If You Want to Build Trust, Take the First Step
According to a 2019 Gallup article, only 1 in 3 employees fully trust their leaders. The rest somewhat do or have low regard for their managers. It might be different with your organization. You could say that the majority have confidence in your management. But companies and people evolve. Also, some leave to retire or find other opportunities. New hires usually replace these employees.
As a leader, you must repeat the process of building and increasing trust because of these changes.
Here’s how you could go about it.
» Change Your Mindset
You meet new people often and judge them, consciously or unconsciously. You are polite and cordial, but you will admit you don’t trust them enough. Most people adhere to the belief that trust is earned and not given. But keep in mind a new employee goes through a selection process. You might have interviewed that candidate and have had a hand in hiring. Your organization hired the best person for that position. You and your HR department most probably made the right choice.
Thus, isn’t it better to be more trusting of that new employee? As people grow older, they become more cautious of others. Of course, one should not trust a stranger in a dark alley. But the workplace is different as employees aren’t strangers. Leaders should continue showing confidence in them unless they have behaved negatively.
» Trust even when Unsure
How often have you wondered if a new hire can handle something difficult? After weighing the pros and cons, you realize there’s only one way to find out – assign that task to that person. This situation can be difficult for many as nobody can foresee future results. But, as a leader, you must take risks and break the mold. Show confidence in capable though untested people. Remain consistent and often, you’ll realize that your trust isn’t unfounded.
» There’s no Middle Ground
In many organizations, leaders have a wait-and-see attitude. Employees must prove their worth before they’re given more responsibilities or information. It’s different where a culture of trust exists. Managers have no qualms about delegating tasks and are confident employees will make the right decisions. Leaders share information with everyone, so there’s no room for rumors. It’s no surprise these organizations perform better than others.
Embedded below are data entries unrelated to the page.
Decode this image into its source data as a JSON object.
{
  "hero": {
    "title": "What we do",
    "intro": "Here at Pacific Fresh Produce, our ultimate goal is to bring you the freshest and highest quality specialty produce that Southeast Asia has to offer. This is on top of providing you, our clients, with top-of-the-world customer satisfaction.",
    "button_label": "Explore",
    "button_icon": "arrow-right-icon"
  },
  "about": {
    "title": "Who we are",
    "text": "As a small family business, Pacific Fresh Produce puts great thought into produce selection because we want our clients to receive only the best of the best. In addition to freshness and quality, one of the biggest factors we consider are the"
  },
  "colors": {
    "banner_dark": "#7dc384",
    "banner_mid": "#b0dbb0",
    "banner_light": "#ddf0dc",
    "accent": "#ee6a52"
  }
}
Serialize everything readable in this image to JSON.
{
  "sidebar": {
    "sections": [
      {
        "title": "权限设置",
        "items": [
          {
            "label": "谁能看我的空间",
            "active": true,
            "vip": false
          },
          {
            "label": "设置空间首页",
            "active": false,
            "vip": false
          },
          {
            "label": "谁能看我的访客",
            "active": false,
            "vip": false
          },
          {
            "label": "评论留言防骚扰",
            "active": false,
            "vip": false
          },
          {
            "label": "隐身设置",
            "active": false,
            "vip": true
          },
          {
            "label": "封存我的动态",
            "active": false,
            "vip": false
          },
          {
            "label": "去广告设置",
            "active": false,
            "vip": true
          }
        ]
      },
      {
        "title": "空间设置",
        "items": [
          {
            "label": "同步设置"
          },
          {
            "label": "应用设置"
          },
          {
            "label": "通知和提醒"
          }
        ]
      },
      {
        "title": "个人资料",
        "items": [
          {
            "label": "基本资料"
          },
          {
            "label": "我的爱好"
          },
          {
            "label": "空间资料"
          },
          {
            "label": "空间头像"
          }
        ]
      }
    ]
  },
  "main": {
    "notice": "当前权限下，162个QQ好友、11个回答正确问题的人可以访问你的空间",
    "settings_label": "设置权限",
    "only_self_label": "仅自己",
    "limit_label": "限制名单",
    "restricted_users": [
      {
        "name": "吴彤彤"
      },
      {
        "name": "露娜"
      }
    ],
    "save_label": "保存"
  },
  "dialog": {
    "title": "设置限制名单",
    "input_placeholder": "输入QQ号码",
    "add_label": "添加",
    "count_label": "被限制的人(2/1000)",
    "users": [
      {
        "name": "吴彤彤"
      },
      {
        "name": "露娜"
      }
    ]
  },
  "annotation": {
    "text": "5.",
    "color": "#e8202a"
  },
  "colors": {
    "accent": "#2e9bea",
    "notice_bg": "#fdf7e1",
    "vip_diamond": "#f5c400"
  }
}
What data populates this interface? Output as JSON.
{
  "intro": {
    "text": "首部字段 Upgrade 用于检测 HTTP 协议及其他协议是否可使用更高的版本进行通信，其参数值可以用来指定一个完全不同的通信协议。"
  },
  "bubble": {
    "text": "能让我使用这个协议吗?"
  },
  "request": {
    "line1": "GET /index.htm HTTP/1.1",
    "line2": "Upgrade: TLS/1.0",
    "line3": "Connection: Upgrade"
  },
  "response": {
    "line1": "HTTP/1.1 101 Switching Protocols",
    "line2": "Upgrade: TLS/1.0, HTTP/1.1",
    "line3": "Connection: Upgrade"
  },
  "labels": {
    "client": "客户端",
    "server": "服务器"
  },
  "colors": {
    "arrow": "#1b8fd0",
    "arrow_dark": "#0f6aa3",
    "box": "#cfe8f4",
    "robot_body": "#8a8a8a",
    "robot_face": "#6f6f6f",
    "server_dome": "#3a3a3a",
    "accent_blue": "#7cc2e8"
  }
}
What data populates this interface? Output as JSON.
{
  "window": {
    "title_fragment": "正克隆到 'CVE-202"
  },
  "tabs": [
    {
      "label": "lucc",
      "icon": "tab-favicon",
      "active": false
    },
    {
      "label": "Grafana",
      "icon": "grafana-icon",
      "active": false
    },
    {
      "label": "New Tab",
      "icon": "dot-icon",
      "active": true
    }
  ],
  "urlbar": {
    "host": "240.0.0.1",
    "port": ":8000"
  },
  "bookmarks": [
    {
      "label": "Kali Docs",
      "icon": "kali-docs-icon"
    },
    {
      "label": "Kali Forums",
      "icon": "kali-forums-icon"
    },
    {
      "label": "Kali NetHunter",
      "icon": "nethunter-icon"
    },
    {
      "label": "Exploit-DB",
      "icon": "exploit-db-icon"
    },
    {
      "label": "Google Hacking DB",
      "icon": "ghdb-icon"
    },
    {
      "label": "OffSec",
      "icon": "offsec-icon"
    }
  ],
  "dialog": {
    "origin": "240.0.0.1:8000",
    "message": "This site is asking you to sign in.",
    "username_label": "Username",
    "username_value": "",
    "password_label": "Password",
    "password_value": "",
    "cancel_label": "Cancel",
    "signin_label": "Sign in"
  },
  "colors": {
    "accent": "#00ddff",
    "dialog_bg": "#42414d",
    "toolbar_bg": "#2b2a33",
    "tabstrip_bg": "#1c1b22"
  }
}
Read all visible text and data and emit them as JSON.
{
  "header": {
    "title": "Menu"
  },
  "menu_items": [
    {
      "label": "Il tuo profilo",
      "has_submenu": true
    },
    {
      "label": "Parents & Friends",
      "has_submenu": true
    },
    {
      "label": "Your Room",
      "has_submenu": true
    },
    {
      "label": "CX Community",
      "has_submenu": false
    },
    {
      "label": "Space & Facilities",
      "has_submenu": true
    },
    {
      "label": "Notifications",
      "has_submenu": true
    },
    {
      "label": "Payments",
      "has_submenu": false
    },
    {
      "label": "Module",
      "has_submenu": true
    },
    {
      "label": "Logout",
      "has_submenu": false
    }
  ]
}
Keep in mind that it starts from the top and as a leader, this means giving instead of withholding trust. Take the first step and show your employees they are trustworthy.